Endurance is usually the most approachable exercise quality for people, and because of that I think more people gravitate to it than any other quality. Strength training, by contract, can be initially intimidating for some people, and without proper guidance people are reluctant to try it. Endurance, on the other hand, usually is approachable enough that people are willing to try it on their own – be it walking, using the elliptical machine, taking a spin or Peloton class, or running outside.
As with strength training, there are many sub-categories of endurance that exist, but don’t let that overwhelm you initially. If you are new to fitness, start by just going for walks … in fact you should probably do that regardless of if you’re new to fitness or not. Try to build up to being able to comfortably walk for an hour without it being too hard. As your endurance improves and you want to push yourself more, there are tons of other options. One of our favorites is a method we call HIRT or High Intensity Repeat Training – you see this a lot in our Kettlebell classes (available both in person and streaming On-Demand) as well as in our Strength & Conditioning classes in person. There are subtle yet important differences between HIRT and HIIT (the later is what is more familiar to most people) … an explanation of HIRT and details on those differences another time.
Mobility is about so much more than just “stretching” – in our eyes we want you to be strong and IN CONTROL of your range of motion (ROM), and have sufficient ROM to do all of the exercises and activities you want to be able to do, plus a little room to spare. Doing some dedicated mobility work will yield a ton of benefits, including helping you feel better, keeping your joints healthy so that you can do the exercises you want to do, and giving you a little buffer if you accidentally find yourself in a position / circumstance you didn’t plan for and would rather not be in. Mobility work is especially important for those who do a lot of endurance exercise, because endurance training (unlike strength training) tends to happen in a pretty small ROM and the body eventually “gets stuck” there if that is the only stimulus it is exposed to regularly. If you think of walking, running, or cycling as examples, the hips only work through a fairly small range of motion, and if you don’t add in dedicated mobility work you will probably end up paying for it.

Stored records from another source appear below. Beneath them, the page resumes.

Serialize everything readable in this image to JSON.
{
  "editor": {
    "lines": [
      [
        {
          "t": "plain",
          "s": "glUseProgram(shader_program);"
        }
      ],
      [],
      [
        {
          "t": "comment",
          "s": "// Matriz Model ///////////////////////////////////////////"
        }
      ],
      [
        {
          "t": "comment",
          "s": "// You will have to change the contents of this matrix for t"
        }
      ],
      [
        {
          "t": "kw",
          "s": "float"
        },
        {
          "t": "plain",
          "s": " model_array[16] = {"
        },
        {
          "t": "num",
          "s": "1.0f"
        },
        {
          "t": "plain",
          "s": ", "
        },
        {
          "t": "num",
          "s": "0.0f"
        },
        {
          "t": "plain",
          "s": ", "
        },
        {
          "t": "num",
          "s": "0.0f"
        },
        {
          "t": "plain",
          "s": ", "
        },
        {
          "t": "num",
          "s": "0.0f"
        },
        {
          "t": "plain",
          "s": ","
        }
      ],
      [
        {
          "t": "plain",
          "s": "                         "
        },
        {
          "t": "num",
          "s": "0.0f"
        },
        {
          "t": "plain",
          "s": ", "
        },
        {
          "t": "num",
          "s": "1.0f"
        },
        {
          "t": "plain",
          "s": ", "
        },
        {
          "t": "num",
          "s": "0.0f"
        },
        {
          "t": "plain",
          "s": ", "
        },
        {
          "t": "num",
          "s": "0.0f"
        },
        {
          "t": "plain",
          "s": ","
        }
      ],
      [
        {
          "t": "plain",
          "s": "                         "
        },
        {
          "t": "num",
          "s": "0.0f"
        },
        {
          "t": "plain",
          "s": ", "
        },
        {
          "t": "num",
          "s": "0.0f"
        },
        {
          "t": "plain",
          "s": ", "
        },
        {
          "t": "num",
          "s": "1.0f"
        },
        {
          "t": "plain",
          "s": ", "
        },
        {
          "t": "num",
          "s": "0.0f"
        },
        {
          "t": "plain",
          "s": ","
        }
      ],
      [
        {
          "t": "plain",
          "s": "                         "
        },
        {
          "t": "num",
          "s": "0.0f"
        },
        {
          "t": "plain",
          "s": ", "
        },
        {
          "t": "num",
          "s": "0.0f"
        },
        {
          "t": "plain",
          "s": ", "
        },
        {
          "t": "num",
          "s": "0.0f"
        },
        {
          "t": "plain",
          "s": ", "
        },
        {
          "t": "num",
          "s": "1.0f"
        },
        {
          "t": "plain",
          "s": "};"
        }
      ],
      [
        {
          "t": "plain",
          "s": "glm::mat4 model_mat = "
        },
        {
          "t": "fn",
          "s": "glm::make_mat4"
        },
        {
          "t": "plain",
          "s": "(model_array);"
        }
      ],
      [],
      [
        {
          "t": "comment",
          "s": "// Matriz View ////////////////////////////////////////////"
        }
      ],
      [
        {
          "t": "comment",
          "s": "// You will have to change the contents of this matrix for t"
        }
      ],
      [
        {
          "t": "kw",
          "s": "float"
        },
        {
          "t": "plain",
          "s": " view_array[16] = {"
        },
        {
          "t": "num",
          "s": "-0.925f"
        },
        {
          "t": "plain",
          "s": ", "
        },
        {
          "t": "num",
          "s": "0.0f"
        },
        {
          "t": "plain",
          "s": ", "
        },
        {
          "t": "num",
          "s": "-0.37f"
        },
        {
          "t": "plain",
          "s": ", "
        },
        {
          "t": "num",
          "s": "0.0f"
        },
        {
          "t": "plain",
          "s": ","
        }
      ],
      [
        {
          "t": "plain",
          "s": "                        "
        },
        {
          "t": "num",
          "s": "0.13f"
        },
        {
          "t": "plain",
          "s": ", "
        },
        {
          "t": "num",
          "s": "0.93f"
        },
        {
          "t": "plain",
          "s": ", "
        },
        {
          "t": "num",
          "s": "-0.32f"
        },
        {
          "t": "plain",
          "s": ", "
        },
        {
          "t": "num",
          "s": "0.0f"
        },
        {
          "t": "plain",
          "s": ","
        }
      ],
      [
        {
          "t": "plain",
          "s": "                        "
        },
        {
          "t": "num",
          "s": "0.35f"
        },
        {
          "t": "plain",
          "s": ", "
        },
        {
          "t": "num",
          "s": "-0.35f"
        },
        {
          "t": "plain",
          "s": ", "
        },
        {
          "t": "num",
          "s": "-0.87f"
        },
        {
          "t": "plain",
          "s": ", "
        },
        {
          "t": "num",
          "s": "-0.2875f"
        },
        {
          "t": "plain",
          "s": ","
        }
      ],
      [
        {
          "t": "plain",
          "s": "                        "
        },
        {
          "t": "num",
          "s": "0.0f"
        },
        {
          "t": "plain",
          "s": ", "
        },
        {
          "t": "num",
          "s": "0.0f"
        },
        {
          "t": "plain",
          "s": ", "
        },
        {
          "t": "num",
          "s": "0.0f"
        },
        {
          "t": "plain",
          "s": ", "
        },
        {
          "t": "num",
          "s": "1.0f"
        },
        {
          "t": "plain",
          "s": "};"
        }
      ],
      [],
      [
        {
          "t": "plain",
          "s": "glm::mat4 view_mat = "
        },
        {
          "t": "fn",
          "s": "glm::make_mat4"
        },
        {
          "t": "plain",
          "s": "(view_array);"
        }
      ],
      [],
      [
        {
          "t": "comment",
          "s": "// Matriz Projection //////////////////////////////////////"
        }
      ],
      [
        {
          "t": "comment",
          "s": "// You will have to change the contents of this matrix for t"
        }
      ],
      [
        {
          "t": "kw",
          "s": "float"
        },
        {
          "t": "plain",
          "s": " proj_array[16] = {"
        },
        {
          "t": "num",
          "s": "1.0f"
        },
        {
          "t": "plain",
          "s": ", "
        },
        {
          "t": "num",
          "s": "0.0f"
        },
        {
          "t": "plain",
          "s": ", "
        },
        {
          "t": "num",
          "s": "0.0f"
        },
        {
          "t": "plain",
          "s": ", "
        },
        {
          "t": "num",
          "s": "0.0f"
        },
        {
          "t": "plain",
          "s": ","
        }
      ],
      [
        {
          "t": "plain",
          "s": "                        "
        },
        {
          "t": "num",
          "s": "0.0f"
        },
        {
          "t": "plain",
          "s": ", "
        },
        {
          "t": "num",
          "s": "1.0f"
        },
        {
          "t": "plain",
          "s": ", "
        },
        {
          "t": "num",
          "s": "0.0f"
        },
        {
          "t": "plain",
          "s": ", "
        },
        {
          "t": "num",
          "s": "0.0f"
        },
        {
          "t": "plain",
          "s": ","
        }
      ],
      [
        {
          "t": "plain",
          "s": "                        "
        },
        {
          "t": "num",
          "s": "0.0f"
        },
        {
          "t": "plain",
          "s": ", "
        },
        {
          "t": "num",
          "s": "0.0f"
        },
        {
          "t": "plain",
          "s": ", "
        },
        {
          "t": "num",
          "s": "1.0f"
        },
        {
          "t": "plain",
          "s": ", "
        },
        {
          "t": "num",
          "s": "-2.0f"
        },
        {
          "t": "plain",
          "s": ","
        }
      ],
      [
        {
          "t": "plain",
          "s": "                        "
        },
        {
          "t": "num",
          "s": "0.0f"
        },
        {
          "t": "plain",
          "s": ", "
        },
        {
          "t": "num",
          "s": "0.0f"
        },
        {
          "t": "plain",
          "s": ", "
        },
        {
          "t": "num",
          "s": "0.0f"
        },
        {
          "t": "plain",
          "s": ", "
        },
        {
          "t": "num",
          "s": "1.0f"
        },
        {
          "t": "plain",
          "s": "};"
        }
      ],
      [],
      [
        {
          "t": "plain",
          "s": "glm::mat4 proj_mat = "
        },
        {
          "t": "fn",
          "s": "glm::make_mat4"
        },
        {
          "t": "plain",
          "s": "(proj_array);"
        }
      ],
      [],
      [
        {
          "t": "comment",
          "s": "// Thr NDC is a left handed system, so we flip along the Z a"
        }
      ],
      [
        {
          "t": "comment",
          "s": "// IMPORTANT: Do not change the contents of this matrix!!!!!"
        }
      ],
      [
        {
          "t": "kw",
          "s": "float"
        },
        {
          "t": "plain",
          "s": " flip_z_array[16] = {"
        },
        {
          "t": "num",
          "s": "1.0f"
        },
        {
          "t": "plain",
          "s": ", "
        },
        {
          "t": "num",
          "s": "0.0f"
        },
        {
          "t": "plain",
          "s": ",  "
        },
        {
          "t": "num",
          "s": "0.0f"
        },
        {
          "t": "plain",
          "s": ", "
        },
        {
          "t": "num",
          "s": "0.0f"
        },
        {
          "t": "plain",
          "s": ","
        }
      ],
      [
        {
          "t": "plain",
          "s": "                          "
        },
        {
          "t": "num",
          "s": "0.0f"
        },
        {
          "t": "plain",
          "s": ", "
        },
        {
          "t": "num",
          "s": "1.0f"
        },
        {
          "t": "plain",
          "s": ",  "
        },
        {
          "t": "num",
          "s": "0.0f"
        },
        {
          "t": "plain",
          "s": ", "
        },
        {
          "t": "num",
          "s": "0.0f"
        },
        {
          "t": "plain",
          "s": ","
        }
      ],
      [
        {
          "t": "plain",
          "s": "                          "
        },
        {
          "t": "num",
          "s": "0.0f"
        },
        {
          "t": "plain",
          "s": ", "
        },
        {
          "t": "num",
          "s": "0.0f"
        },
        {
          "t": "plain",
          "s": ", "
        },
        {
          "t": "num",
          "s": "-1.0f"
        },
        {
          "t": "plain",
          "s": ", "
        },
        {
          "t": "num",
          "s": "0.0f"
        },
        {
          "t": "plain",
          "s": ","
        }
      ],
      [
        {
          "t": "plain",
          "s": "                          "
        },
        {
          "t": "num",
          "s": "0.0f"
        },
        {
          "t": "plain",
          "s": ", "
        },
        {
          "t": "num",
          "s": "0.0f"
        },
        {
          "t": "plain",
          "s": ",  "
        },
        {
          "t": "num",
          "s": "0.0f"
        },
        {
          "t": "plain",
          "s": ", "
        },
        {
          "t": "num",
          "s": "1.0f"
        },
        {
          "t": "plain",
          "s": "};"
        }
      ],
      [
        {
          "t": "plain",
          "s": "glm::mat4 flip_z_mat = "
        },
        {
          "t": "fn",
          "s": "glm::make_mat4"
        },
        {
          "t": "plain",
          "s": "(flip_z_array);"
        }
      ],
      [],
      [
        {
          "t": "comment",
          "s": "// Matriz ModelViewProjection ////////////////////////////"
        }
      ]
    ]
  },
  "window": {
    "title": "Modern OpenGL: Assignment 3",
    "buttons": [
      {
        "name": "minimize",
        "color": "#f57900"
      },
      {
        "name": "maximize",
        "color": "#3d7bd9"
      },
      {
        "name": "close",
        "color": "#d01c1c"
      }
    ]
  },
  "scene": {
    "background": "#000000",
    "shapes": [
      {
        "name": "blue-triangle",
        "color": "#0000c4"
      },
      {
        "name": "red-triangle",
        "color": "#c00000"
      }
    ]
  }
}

As for how to train mobility, again there are many methods and sub-categories, and future blog posts will dive into some of these a bit more. Things like foam rolling and static stretching are good starting points, but a lot of benefit is left on the table if that is all you do. Things like specific end range strength training is a powerful tool that is underutilized by most people, and is something we’ll look at in a future post. For some examples of mobility work you can check out the complimentary content section of our On-Demand site, and we also upload 15-min mobility workouts 5x weekly to our Monthly Membership part of the site.